Candy from a stranger
As we zoomed out of the grocery store, I heard a woman’s voice calling from behind me. “Ma’am!” I turned around and saw the woman and her daughter who had been standing behind us in line rushing toward us. “For your girls,” the mother said breathlessly, extending out to me a giant chocolate bar. And just as quickly as they appeared, they were gone. Shocked, I paused for a moment in the parking lot, contemplating what had just happened. Someone had gone out of her way to bring my children an unexpected sliver of happiness!
Humbled and overwhelmed, I got into my car and shared the story with my kids, whose faces of course broke into huge smiles when they saw the chocolate bar. Immediately, they began asking if we could buy chocolate bars for other people, too. This woman’s random act of kindness probably cost one dollar and took less than one minute to complete, but her actions left a deep impression on my family.
Kindness begets more kindness
I often talk about the science behind conscious acts of kindness through my work at GoodThink (a positive psychology consulting firm), but I found it was a powerful experience to be on the receiving end of kindness and in the position to carry that ripple effect forward. Over the past year, I spent quite a bit of time reading source material for my upcoming book, The Future of Happiness, and I became fascinated with the mechanism behind what makes an individual take action on an idea.
It turns out that in almost every case, a person or a specific event functions as a catalyst for decision making, which means that if we see our actions as catalytic events for the positive, we can harness incredible energy and power to impact the world for the better.
In fact, simply observing an act of kindness can set a cascade of generosity into motion and make others significantly more willing to try acts of kindness themselves. In a famous experiment from 1966, researchers studied whether or not other drivers would stop to lend a hand to a “lady in distress” with a flat tire. Half of the drivers passing by had seen a staged setting with a young male helping a girl just beforehand, while the other half of the drivers had not.
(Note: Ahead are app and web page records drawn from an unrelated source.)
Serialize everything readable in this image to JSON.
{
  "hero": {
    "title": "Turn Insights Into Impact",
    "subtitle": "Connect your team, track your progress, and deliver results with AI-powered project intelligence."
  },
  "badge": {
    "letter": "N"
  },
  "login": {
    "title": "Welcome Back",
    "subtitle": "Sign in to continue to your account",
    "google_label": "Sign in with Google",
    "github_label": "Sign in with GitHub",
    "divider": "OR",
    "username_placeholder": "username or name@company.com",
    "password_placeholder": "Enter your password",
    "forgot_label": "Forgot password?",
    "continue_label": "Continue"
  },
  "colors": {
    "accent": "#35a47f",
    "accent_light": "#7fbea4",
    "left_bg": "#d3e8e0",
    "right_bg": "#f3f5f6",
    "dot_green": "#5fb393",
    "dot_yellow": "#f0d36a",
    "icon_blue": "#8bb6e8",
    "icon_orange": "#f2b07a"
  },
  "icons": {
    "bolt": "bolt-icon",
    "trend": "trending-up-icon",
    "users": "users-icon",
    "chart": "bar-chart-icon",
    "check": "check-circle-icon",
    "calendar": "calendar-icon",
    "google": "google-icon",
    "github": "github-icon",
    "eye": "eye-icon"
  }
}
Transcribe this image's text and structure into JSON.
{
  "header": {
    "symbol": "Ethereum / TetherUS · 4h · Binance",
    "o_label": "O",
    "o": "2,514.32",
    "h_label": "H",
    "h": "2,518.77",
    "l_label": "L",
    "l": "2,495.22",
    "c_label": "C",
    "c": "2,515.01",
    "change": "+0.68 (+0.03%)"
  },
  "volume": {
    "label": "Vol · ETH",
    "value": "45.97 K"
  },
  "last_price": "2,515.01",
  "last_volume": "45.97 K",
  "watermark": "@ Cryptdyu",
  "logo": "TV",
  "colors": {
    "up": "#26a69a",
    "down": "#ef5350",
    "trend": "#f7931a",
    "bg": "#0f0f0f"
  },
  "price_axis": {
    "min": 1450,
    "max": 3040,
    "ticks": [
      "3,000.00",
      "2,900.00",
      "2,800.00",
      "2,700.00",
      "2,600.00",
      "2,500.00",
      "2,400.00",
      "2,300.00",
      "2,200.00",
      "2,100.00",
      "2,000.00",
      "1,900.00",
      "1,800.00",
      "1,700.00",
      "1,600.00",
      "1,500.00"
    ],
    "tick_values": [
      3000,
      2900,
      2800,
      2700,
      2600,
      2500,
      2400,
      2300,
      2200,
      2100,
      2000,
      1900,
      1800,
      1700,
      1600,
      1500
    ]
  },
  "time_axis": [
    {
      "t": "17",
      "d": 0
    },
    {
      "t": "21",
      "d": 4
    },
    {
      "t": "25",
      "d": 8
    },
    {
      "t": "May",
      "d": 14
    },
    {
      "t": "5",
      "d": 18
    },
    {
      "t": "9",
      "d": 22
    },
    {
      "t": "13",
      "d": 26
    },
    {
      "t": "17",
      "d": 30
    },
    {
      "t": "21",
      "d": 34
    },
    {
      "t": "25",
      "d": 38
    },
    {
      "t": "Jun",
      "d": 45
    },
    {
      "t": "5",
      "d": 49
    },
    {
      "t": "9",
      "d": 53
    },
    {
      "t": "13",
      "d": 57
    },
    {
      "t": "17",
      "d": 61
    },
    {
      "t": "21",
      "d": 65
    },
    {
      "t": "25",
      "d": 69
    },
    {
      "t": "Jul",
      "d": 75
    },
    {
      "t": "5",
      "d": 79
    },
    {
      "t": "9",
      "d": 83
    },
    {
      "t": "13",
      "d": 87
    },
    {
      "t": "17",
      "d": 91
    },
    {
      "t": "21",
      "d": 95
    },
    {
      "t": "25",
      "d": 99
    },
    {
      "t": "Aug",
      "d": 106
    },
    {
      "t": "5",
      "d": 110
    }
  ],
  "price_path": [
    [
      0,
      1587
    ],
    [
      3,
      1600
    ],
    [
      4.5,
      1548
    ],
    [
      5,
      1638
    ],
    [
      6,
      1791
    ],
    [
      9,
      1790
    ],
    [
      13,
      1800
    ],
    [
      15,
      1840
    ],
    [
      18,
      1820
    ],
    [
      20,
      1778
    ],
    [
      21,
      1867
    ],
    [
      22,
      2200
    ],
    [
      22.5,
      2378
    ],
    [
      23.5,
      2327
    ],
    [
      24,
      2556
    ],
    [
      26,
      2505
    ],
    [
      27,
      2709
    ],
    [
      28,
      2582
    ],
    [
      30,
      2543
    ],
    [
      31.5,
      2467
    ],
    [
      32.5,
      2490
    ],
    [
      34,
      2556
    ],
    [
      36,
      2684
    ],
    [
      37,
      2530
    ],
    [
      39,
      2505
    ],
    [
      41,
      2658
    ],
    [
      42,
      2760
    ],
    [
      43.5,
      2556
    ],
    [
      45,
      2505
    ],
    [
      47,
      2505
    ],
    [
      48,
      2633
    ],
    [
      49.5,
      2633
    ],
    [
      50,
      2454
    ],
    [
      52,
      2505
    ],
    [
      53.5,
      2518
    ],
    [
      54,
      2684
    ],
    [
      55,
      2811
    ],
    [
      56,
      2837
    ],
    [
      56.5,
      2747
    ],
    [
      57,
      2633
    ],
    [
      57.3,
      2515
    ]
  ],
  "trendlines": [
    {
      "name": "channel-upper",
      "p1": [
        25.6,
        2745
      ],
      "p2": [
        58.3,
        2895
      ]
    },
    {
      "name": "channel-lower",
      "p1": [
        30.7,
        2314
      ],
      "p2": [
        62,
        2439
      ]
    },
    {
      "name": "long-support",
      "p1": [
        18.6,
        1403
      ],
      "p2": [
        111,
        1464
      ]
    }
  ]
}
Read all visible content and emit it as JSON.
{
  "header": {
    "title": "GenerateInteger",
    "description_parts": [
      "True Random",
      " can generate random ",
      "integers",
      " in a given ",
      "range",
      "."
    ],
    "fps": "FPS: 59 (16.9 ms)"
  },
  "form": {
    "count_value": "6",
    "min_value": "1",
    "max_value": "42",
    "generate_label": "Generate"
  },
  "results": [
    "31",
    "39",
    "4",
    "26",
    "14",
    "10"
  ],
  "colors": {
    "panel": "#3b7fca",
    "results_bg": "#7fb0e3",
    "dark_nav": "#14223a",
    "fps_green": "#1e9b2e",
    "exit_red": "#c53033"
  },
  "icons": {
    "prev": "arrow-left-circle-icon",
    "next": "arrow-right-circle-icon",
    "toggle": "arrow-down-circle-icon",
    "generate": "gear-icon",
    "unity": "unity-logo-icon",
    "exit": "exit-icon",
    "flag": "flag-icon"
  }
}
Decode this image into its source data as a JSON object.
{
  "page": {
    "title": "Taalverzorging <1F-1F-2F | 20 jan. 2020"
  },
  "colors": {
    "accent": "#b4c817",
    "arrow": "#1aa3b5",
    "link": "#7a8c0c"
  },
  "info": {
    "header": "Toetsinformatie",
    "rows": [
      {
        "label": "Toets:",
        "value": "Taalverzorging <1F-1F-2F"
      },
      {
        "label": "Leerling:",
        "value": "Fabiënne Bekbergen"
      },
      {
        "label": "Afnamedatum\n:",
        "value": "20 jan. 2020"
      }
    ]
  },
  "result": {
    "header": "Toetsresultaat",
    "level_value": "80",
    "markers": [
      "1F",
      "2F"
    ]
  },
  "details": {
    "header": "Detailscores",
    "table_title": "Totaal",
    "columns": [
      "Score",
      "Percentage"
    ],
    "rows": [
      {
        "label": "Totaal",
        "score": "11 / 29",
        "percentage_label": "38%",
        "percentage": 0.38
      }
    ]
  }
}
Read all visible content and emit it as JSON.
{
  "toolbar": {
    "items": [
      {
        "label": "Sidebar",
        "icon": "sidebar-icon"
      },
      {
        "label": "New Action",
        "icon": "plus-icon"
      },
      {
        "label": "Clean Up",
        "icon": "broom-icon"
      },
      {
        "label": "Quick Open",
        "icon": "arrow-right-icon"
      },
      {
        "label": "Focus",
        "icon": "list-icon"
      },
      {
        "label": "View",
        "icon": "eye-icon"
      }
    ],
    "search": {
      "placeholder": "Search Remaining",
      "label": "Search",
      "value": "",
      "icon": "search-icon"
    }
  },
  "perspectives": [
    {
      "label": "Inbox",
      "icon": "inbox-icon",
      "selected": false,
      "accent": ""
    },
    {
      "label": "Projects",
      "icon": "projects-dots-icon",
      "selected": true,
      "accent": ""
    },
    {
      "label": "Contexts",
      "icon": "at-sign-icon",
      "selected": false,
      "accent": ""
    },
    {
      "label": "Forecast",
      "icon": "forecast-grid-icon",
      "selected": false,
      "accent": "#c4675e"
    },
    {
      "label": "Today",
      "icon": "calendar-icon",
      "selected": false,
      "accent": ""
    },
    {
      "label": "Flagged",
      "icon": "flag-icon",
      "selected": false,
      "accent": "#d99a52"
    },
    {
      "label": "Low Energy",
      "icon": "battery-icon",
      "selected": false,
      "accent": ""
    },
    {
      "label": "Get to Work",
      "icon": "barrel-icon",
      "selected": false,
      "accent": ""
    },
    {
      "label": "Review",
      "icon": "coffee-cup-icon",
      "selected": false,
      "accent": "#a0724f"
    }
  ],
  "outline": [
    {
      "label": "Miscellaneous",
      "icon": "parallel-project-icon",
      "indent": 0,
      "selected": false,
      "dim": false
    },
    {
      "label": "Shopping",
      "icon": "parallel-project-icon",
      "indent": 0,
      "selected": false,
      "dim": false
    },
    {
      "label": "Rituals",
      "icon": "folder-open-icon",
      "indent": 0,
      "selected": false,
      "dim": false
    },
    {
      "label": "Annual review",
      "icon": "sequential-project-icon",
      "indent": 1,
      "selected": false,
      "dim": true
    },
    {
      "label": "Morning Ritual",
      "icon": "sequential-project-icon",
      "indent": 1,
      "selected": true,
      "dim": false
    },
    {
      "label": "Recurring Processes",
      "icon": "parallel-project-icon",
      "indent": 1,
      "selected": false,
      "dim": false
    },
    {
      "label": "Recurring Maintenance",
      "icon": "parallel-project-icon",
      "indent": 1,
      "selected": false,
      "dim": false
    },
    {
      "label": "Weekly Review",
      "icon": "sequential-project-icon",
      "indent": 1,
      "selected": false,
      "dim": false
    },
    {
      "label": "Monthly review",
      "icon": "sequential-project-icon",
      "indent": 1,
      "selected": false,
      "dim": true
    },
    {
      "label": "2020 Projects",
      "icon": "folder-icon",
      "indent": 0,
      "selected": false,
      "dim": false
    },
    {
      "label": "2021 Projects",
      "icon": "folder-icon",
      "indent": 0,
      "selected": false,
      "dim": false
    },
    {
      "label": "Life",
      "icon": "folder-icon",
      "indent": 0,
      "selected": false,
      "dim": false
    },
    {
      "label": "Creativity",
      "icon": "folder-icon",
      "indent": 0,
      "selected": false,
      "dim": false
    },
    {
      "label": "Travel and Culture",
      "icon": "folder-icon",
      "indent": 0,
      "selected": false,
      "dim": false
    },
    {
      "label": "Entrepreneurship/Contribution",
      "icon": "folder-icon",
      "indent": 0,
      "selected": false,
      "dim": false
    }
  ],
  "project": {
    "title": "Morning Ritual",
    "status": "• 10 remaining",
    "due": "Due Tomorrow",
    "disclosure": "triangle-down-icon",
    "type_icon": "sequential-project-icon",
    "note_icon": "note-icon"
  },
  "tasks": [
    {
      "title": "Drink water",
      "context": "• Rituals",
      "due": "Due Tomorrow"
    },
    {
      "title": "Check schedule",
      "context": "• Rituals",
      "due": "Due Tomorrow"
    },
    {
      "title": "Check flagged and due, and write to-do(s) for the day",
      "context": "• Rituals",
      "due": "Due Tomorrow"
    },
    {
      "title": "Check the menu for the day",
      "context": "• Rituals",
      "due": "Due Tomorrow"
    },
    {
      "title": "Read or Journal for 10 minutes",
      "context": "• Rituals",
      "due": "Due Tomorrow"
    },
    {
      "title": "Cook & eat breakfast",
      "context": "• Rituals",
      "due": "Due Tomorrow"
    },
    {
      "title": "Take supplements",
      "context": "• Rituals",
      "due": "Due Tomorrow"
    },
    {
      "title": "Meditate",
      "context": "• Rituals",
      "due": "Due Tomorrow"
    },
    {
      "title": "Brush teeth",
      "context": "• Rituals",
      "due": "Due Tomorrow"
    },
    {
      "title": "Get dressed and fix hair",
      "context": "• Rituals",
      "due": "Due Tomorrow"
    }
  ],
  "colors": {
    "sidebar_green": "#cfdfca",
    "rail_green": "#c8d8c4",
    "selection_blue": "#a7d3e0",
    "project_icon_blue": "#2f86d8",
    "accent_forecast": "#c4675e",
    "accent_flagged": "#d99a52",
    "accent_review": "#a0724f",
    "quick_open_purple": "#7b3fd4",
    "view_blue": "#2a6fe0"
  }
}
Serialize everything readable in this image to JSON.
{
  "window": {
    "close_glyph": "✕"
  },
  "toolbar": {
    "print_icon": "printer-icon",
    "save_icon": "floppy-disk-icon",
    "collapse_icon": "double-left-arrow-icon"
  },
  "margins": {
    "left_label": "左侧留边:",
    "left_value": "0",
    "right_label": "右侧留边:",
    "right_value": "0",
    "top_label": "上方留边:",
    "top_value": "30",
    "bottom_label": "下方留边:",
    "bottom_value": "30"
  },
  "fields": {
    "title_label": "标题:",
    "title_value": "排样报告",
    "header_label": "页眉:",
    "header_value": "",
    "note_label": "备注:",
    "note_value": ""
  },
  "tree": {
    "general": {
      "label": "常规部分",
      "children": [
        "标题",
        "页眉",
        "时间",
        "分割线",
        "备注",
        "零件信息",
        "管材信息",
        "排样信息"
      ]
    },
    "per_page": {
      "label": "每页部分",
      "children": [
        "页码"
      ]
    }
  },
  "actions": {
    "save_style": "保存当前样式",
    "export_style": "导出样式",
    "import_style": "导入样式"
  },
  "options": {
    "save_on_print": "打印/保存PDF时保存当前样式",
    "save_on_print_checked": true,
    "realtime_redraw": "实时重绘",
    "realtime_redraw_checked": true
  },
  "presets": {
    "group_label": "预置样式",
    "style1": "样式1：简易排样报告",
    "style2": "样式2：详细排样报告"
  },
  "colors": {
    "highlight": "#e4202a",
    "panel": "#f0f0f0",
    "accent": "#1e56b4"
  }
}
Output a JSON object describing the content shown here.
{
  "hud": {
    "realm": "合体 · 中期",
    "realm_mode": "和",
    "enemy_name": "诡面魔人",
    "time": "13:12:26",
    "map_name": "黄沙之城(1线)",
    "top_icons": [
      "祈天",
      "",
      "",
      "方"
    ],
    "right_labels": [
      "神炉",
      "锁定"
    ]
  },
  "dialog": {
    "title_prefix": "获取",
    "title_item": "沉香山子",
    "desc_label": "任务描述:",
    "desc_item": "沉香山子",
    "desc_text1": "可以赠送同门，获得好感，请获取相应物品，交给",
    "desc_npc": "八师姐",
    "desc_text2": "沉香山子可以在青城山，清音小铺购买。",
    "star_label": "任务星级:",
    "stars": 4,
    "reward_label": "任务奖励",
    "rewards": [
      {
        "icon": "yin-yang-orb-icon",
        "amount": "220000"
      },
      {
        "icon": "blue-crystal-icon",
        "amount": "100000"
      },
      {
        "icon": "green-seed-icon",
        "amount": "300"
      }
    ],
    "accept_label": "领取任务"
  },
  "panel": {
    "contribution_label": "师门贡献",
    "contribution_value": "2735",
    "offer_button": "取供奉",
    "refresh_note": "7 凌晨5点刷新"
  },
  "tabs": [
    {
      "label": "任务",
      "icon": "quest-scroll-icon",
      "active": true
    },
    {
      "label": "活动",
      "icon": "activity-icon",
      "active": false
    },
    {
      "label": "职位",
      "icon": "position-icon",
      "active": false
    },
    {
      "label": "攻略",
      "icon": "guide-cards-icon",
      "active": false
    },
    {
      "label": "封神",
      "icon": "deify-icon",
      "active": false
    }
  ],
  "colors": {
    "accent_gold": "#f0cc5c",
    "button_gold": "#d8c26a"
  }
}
The study found that the presence of a positive model significantly increased the altruistic behaviors of other drivers, creating a catalytic event that rippled positivity beyond the bounds of the experiment and unconsciously shaped behavior in a powerful way.
A daisy chain of giving
When a customer at the drive-through window of a Tim Hortons coffee shop decided to pick up the tab for the stranger in the car behind her, the customer, surprised and delighted, decided to pay for the following customer as well, resulting in a 226-customer streak of generosity over the next three hours.
This phenomenon was repeated in 2014 when a Starbucks customer’s act of kindness resulted in a 378-customer streak over 11 hours. In each of these cases, a single act of altruism created a powerful ripple effect that extended far beyond the people in line—these stories became an internet sensation and a catalyst for other random acts of kindness in communities across the globe.
What kind of ripple effect can you start in your community?
Next month, you can help Live Happy celebrate the fourth annual International Day of Happiness by participating in #HappyActs, and doing various kindnesses for friends and strangers during the month of March. Go to HappyActs.org to sign up for daily texts, podcasts, videos and articles to prompt your altruism. Maybe you can organize a neighborhood cleanup effort, deliver flowers to a neighbor, or just hold the door for a stranger.
The beauty of #HappyActs is that you do not have to have a lot of time or money or status or even connections—you just have to have a willingness to make someone’s day just a bit brighter and the follow-through to accomplish it. If you need more stories or ideas to help get your creative juices flowing, check out the Nobly app (available for iPhone and Android). Or if you are looking for a daily inspiration, check out Deedtags, an app that challenges users to complete simple daily missions. Tweet your #HappyActs @LiveHappy and they will appear on our tagboard!
Amy Blankson, aka the ‘Happy Tech Girl,’ is on a quest to find strategies to help individuals balance productivity and well-being in the digital era. Amy, with her brother Shawn Achor, co-founded GoodThink, which brings the principles of positive psychology to life and works with organizations such as Google, NASA and the US Army. Her upcoming book is called The Future of Happiness: 5 Modern Strategies for Balancing Productivity and Well-being in the Digital Era (April 2017).